Even in a bureaucratic jungle like India’s, there are times when someone calls a spade a spade and gets away with it.

india Updated: Feb 05, 2008 00:17 IST

Hindustan Times

Even in a bureaucratic jungle like India’s, there are times when someone calls a spade a spade and gets away with it. The Society of Defence Technologists (SODET) seems to have done just that by voicing its support for the militarisation of space. The SODET, which comprises defence PSUs like Hindustan Aeronautics Limited and Bharat Electronics Limited, falls under the Ministry of Defence and its opinions are not supposed to contradict the establishment. New Delhi has steadfastly supported preserving outer space as ‘a sanctuary from weapons’, and India’s space programme is focused largely on the scientific and commercial uses of space.

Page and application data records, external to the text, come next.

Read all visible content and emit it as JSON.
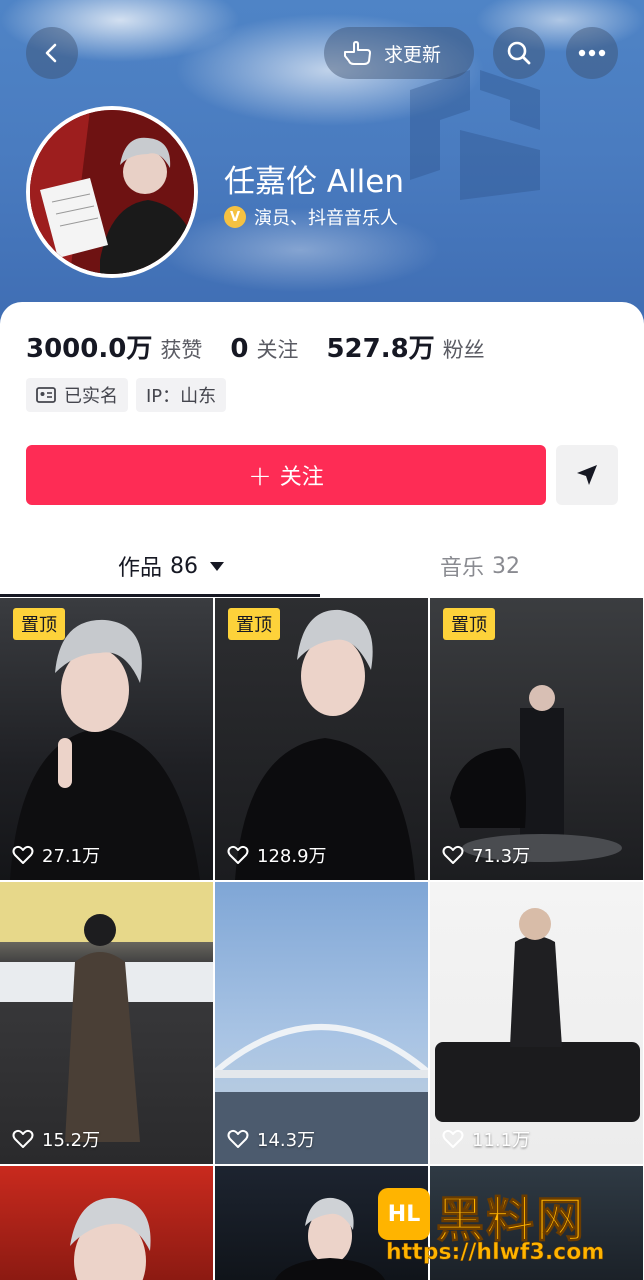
{
  "header": {
    "update_label": "求更新"
  },
  "profile": {
    "name": "任嘉伦 Allen",
    "verification": "演员、抖音音乐人",
    "badge": "V"
  },
  "stats": [
    {
      "value": "3000.0万",
      "label": "获赞"
    },
    {
      "value": "0",
      "label": "关注"
    },
    {
      "value": "527.8万",
      "label": "粉丝"
    }
  ],
  "tags": {
    "realname": "已实名",
    "ip": "IP：山东"
  },
  "actions": {
    "follow_label": "关注",
    "follow_plus": "+"
  },
  "tabs": {
    "works_label": "作品",
    "works_count": "86",
    "music_label": "音乐",
    "music_count": "32"
  },
  "videos": [
    {
      "pinned": "置顶",
      "likes": "27.1万"
    },
    {
      "pinned": "置顶",
      "likes": "128.9万"
    },
    {
      "pinned": "置顶",
      "likes": "71.3万"
    },
    {
      "likes": "15.2万"
    },
    {
      "likes": "14.3万"
    },
    {
      "likes": "11.1万"
    }
  ],
  "watermark": {
    "logo": "HL",
    "title": "黑料网",
    "url": "https://hlwf3.com"
  },
  "colors": {
    "accent": "#fe2c55",
    "pin": "#fdd23a",
    "banner": "#4a7cc0"
  }
}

Nevertheless, as the SODET pointed out, the time may have come to be more pragmatic about this approach. Military planners seek the high ground — be it a hill, a balloon, an observation aircraft, or air superiority — to provide them with a decisive advantage. And space being the ‘ultimate high ground’, it is naturally the most attractive option. China’s recent test of an anti-satellite ballistic missile that destroyed a weather satellite makes it imperative for India to develop its own space-based military assets. It strengthens the Indian Air Force’s case for establishing a dedicated Aerospace Command and go in for tests like using souped-up Prithvi missiles that use terminal guidance to knock down other missiles beyond the atmosphere. Civilian and military satellite systems are dual-use technologies that are little different from each other, and they could provide India with high quality military satellite intelligence. As SODET points out, such a capability could even have prevented the Kargil War, or at least “delivered firepower more accurately” to evict intruders from Kargil. In any case, it is inarguable that India’s investment in space technology is crucial to its rise as a major global power.

The sooner New Delhi acknowledges this and ensures the country’s effort is geared towards penetrating a global — rather than a regional — market, the better it can hope to match the US, Chinese, Russian, and European space assets. As for averting a space-based arms race, it’d be naïve to expect any state to eschew the ultimate high ground advantage when global disarmament on the planet itself remains a pipedream.